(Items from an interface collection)
== Segment start ==
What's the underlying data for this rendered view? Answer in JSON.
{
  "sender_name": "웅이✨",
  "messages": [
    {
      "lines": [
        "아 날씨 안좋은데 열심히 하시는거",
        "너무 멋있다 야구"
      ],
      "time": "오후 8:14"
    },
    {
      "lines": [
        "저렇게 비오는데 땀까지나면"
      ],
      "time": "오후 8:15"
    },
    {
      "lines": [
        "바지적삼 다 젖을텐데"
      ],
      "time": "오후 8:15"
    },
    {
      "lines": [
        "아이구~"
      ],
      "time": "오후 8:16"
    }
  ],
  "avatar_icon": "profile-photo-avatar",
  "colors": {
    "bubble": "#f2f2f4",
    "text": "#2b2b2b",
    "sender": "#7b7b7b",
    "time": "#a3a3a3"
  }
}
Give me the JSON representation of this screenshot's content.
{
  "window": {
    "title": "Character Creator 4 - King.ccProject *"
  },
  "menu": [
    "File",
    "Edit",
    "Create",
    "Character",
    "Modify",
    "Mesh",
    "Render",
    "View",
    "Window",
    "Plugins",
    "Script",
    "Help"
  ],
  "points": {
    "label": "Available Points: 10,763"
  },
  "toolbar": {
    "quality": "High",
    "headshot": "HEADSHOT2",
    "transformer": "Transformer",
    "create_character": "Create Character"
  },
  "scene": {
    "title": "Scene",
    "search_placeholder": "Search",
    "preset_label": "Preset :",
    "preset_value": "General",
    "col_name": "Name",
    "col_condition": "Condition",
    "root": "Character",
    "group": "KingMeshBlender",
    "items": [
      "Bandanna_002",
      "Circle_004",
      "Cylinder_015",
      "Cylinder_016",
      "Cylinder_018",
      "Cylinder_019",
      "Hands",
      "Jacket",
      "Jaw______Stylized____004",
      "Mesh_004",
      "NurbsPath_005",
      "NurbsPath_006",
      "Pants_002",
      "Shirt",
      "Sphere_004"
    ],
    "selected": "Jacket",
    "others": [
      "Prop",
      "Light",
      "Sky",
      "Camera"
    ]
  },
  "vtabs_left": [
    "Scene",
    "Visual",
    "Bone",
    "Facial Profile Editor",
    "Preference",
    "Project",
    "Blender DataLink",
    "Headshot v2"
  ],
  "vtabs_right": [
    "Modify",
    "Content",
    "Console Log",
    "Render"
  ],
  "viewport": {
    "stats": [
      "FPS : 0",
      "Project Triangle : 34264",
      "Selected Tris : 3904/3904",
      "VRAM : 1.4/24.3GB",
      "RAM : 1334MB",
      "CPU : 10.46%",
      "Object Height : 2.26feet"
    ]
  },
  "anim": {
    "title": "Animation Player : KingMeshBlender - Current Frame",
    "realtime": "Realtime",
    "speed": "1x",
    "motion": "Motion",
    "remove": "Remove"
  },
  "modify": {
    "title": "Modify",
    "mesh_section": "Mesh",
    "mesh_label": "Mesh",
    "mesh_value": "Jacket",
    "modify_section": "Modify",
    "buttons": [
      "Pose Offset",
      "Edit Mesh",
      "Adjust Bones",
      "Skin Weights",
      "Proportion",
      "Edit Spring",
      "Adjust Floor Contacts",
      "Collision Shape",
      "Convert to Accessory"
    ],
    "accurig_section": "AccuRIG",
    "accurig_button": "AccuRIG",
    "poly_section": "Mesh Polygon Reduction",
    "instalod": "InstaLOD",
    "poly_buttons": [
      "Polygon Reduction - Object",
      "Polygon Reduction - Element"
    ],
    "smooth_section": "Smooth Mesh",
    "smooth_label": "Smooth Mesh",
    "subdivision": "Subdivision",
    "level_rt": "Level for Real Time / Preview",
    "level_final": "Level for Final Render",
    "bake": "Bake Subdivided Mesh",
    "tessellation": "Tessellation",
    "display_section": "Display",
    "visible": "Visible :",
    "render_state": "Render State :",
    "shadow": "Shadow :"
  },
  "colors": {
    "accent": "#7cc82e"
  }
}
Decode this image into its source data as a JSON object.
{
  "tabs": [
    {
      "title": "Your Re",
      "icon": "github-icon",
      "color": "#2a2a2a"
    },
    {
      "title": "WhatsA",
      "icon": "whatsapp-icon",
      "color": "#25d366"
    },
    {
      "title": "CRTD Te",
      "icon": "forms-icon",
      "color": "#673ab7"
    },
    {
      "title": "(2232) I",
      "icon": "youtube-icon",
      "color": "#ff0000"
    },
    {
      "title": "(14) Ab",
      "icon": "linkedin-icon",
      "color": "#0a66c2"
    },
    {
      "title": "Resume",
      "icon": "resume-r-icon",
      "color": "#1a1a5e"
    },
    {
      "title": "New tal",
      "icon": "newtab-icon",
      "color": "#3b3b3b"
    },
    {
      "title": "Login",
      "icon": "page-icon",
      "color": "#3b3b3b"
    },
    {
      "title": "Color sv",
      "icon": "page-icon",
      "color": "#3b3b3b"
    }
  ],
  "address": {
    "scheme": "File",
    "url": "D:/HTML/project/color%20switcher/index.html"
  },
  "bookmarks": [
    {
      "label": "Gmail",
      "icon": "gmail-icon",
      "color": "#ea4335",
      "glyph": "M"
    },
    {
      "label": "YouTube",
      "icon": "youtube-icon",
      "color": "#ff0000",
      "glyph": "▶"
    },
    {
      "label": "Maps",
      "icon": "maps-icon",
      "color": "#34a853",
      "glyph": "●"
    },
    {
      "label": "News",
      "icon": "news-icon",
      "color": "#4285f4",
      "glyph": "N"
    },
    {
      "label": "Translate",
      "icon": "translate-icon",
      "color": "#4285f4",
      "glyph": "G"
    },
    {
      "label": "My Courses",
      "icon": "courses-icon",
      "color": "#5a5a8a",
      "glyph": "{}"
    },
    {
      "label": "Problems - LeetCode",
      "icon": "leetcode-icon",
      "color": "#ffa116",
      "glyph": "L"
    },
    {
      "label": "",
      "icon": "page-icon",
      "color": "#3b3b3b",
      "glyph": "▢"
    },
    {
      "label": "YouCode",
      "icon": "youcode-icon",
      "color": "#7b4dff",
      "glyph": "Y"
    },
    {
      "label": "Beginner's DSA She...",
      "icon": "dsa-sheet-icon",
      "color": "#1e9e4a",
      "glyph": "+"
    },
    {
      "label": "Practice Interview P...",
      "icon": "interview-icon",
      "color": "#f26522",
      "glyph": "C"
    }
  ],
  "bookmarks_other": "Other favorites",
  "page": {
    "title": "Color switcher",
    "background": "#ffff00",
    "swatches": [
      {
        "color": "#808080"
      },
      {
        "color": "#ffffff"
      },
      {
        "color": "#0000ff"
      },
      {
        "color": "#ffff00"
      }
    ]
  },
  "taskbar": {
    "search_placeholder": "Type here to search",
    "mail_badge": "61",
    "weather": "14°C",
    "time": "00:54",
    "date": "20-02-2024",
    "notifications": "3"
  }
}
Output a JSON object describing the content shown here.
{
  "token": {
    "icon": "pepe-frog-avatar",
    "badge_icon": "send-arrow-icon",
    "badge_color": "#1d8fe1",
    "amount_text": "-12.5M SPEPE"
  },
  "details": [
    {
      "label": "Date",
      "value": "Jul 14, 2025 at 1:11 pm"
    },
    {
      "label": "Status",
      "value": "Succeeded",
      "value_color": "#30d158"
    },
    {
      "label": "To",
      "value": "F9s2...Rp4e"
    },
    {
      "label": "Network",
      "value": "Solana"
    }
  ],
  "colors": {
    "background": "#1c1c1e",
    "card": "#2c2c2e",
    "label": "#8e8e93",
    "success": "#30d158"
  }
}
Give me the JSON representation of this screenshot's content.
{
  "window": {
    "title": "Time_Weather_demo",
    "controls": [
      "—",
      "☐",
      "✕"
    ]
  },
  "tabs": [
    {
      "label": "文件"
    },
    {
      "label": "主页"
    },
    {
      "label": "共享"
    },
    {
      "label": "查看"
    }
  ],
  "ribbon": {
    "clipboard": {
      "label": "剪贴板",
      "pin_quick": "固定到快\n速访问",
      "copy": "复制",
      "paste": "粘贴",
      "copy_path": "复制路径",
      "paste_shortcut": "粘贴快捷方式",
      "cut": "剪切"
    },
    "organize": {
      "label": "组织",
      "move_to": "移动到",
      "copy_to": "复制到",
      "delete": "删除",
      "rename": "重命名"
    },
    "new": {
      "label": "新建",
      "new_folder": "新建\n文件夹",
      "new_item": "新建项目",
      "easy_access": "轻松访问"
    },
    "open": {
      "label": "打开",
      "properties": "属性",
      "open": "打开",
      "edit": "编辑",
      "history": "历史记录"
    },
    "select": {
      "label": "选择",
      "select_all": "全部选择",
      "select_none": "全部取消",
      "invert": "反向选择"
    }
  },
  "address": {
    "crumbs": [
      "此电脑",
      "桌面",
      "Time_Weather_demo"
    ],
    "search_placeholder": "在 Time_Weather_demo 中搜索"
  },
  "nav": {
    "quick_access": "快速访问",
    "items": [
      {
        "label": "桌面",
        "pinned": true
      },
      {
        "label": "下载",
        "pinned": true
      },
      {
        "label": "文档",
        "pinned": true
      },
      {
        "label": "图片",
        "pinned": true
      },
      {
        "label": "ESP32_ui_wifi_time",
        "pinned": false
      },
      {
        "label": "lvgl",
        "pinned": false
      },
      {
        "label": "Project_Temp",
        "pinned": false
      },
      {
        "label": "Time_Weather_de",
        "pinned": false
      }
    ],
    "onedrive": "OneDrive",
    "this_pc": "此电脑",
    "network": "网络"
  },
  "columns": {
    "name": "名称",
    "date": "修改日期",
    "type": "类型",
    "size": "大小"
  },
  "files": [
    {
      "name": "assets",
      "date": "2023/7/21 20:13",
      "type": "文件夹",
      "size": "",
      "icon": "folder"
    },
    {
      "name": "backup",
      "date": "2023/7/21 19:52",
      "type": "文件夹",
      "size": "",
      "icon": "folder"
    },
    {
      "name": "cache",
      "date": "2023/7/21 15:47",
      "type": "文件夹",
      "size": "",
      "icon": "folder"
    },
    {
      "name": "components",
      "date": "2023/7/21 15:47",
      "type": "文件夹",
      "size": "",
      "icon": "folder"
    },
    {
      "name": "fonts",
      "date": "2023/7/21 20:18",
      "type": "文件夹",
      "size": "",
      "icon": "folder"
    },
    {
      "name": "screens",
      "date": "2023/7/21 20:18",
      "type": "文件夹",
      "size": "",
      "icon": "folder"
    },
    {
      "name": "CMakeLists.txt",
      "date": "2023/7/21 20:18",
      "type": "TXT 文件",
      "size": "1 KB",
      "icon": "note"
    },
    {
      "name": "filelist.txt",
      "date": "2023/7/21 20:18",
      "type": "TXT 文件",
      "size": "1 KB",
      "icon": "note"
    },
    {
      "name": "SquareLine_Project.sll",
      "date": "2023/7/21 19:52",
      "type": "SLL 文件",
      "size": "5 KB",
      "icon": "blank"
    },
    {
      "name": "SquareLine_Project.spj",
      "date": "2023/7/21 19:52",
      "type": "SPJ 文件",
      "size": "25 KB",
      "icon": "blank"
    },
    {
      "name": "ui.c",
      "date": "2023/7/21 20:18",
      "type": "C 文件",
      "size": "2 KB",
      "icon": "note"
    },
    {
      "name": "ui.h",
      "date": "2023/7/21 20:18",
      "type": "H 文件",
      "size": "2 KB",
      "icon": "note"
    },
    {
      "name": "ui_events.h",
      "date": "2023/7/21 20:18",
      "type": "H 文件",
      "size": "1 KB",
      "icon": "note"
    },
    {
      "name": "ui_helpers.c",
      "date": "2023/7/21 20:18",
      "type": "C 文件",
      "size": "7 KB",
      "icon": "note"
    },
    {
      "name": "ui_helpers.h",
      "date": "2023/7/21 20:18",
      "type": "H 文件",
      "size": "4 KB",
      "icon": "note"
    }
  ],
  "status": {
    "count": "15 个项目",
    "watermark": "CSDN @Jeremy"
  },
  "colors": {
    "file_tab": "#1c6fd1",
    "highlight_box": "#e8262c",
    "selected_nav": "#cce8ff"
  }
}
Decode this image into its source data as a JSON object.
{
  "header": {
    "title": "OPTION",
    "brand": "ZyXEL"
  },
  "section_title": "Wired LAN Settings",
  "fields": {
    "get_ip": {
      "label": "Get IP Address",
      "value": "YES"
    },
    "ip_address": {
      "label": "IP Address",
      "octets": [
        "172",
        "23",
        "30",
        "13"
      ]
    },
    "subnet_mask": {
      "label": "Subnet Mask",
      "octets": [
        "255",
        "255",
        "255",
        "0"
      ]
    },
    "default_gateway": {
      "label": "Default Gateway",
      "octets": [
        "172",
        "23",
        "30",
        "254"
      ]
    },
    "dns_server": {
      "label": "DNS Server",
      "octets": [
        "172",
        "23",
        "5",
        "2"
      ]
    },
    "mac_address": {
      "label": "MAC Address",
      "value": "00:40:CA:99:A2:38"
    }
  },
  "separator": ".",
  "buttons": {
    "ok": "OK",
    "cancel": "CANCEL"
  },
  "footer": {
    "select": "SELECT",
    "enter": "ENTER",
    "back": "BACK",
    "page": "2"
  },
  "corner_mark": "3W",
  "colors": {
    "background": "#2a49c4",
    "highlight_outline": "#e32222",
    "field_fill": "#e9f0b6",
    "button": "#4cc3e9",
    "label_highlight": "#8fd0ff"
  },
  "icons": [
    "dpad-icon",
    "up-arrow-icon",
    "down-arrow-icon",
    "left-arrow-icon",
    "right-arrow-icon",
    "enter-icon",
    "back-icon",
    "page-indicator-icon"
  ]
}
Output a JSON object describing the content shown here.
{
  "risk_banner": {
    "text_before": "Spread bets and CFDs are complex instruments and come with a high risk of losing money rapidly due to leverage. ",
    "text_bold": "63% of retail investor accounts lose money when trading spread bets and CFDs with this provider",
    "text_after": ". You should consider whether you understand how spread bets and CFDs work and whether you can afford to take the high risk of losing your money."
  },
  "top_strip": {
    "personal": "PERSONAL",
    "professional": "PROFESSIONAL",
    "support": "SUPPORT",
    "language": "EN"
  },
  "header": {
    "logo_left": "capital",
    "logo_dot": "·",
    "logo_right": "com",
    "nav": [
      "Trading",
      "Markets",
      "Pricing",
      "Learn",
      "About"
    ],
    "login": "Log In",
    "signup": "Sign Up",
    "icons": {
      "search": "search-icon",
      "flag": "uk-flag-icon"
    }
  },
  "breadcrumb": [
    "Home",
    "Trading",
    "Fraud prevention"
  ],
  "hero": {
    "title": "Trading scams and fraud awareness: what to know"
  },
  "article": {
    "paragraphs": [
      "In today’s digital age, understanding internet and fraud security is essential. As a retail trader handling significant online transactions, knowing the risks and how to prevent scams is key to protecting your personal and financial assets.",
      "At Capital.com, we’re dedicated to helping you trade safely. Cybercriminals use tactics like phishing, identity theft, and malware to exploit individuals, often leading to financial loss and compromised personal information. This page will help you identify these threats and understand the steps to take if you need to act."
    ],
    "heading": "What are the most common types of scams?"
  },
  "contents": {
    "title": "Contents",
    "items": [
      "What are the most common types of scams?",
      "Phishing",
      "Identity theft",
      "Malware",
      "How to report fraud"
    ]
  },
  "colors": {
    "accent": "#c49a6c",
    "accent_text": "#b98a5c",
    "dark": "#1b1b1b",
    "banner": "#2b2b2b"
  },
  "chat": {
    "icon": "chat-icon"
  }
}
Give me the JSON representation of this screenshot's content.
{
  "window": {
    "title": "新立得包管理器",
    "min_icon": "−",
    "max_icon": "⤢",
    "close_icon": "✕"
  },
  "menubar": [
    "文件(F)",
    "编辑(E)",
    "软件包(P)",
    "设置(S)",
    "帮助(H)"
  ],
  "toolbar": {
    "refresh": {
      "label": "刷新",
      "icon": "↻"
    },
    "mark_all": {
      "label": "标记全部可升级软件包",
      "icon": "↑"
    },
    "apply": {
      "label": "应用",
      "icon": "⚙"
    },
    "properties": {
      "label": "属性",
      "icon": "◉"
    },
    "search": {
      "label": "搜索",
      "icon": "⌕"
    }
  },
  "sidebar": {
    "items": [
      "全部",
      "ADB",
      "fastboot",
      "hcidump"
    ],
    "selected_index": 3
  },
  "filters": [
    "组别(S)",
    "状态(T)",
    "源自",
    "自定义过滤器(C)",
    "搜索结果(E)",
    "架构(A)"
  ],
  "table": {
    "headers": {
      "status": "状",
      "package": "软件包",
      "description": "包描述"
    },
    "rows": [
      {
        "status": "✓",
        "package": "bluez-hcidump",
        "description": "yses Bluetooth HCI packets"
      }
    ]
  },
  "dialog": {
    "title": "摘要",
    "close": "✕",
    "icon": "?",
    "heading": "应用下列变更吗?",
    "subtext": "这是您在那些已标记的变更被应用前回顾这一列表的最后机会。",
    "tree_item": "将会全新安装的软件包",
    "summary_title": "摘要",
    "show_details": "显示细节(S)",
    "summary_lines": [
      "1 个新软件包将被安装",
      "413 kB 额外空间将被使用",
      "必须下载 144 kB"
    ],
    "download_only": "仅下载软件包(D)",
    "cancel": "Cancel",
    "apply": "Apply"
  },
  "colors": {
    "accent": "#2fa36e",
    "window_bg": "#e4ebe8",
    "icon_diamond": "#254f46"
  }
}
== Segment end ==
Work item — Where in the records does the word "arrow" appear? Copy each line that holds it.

Answer to this exercise —
    "badge_icon": "send-arrow-icon",
    "up-arrow-icon",
    "down-arrow-icon",
    "left-arrow-icon",
    "right-arrow-icon",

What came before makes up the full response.